The problem: Read the data below line by line and copy each one with "main" in it.

Data in this exercise:
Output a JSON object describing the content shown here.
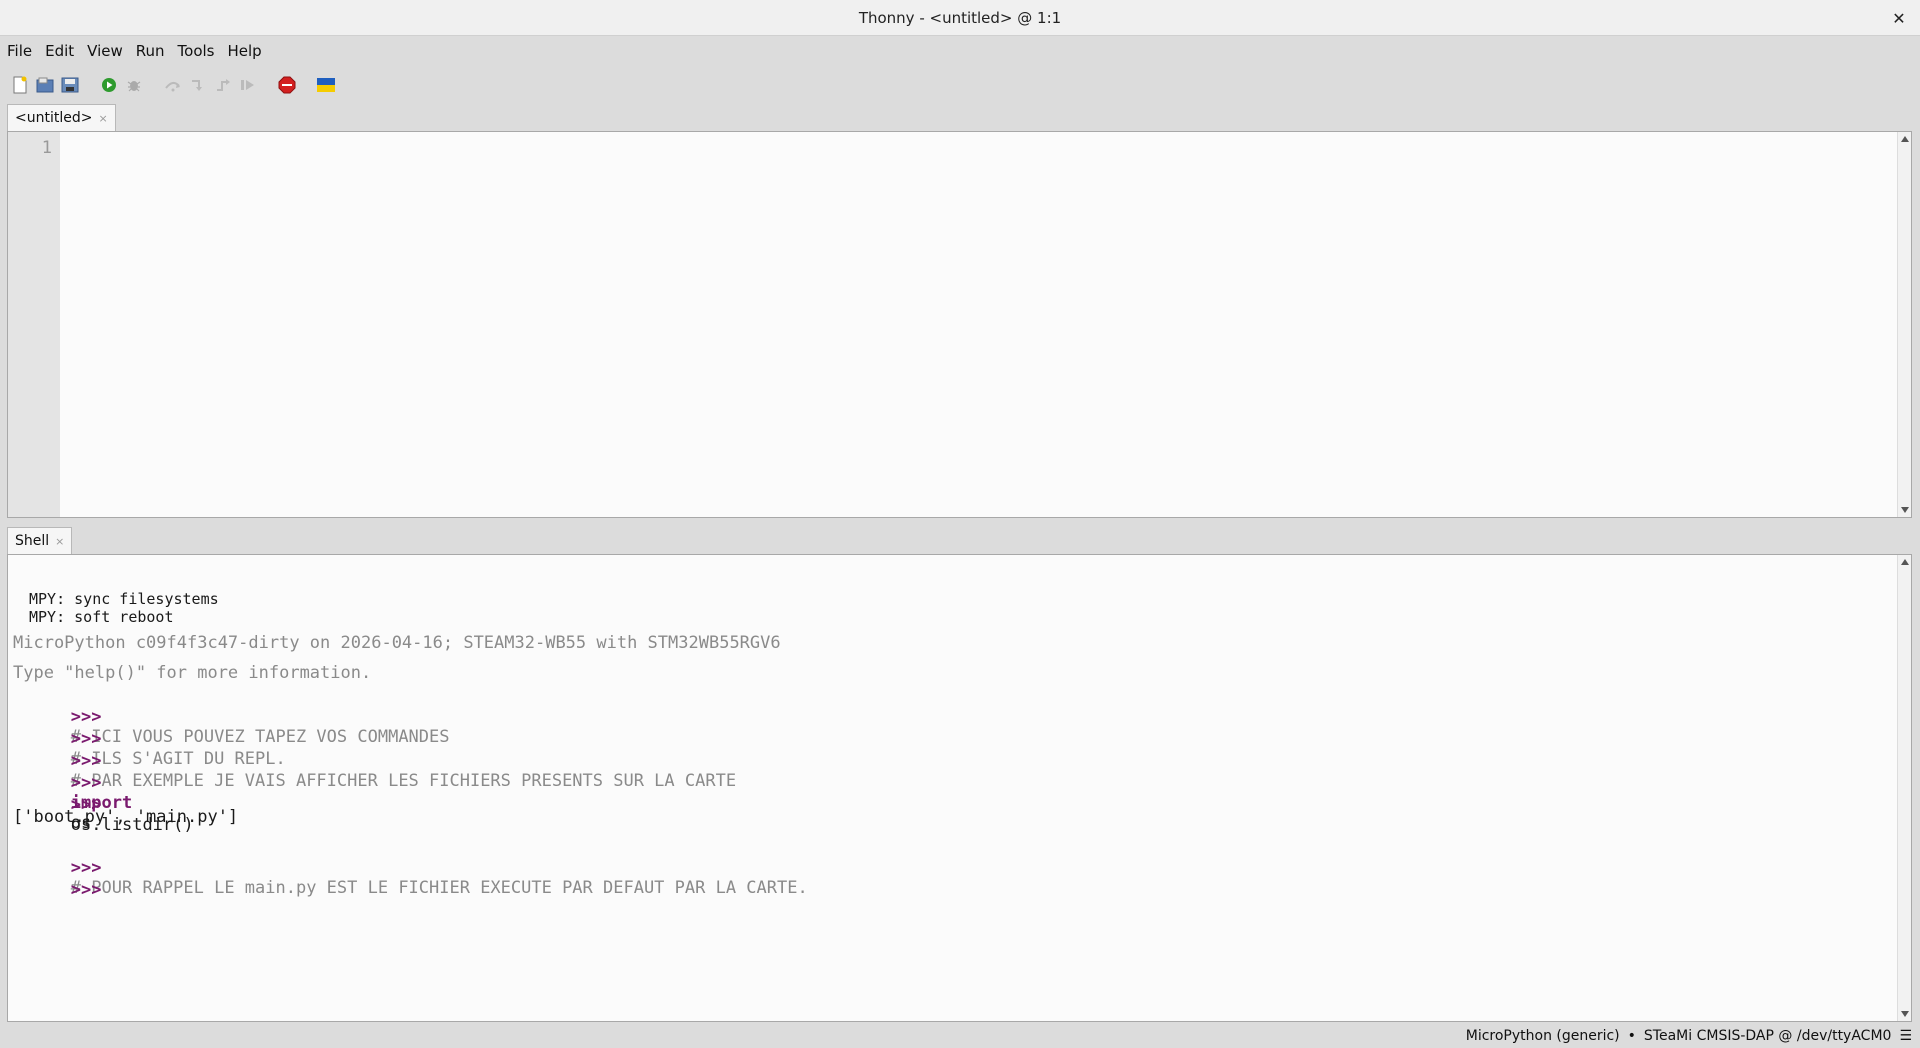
{
  "window": {
    "title": "Thonny - <untitled> @ 1:1",
    "close_glyph": "✕"
  },
  "menu": {
    "items": [
      "File",
      "Edit",
      "View",
      "Run",
      "Tools",
      "Help"
    ]
  },
  "toolbar": {
    "buttons": [
      "new-file",
      "open-file",
      "save-file",
      "run",
      "debug",
      "step-over",
      "step-into",
      "step-out",
      "resume",
      "stop",
      "ukraine-flag"
    ]
  },
  "editor": {
    "tab_label": "<untitled>",
    "tab_close": "×",
    "line_numbers": [
      "1"
    ]
  },
  "shell": {
    "tab_label": "Shell",
    "tab_close": "×",
    "sys_lines": [
      "MPY: sync filesystems",
      "MPY: soft reboot"
    ],
    "banner_1": "MicroPython c09f4f3c47-dirty on 2026-04-16; STEAM32-WB55 with STM32WB55RGV6",
    "banner_2": "Type \"help()\" for more information.",
    "prompt": ">>>",
    "comment_1": "# ICI VOUS POUVEZ TAPEZ VOS COMMANDES",
    "comment_2": "# ILS S'AGIT DU REPL.",
    "comment_3": "# PAR EXEMPLE JE VAIS AFFICHER LES FICHIERS PRESENTS SUR LA CARTE",
    "import_kw": "import",
    "import_mod": "os",
    "call": "os.listdir()",
    "output": "['boot.py', 'main.py']",
    "comment_4": "# POUR RAPPEL LE main.py EST LE FICHIER EXECUTE PAR DEFAUT PAR LA CARTE."
  },
  "status": {
    "interpreter": "MicroPython (generic)",
    "separator": "•",
    "port": "STeaMi CMSIS-DAP @ /dev/ttyACM0",
    "menu_glyph": "☰"
  },
  "colors": {
    "prompt": "#7a1a6e",
    "comment": "#8a8a8a",
    "run_green": "#2e9b2e",
    "stop_red": "#d32020"
  }
}
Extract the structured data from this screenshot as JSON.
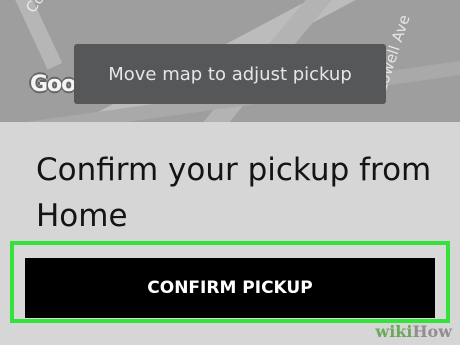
{
  "map": {
    "street_top": "Co",
    "street_right": "Lowell Ave",
    "logo_text": "Google"
  },
  "tooltip": {
    "text": "Move map to adjust pickup"
  },
  "sheet": {
    "heading": "Confirm your pickup from Home",
    "confirm_button_label": "CONFIRM PICKUP"
  },
  "watermark": {
    "wiki": "wiki",
    "how": "How"
  },
  "colors": {
    "highlight_border": "#33e23a",
    "button_bg": "#000000",
    "tooltip_bg": "#555758"
  }
}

Response to the task:
    "output": "['boot.py', 'main.py']",
    "comment_4": "# POUR RAPPEL LE main.py EST LE FICHIER EXECUTE PAR DEFAUT PAR LA CARTE."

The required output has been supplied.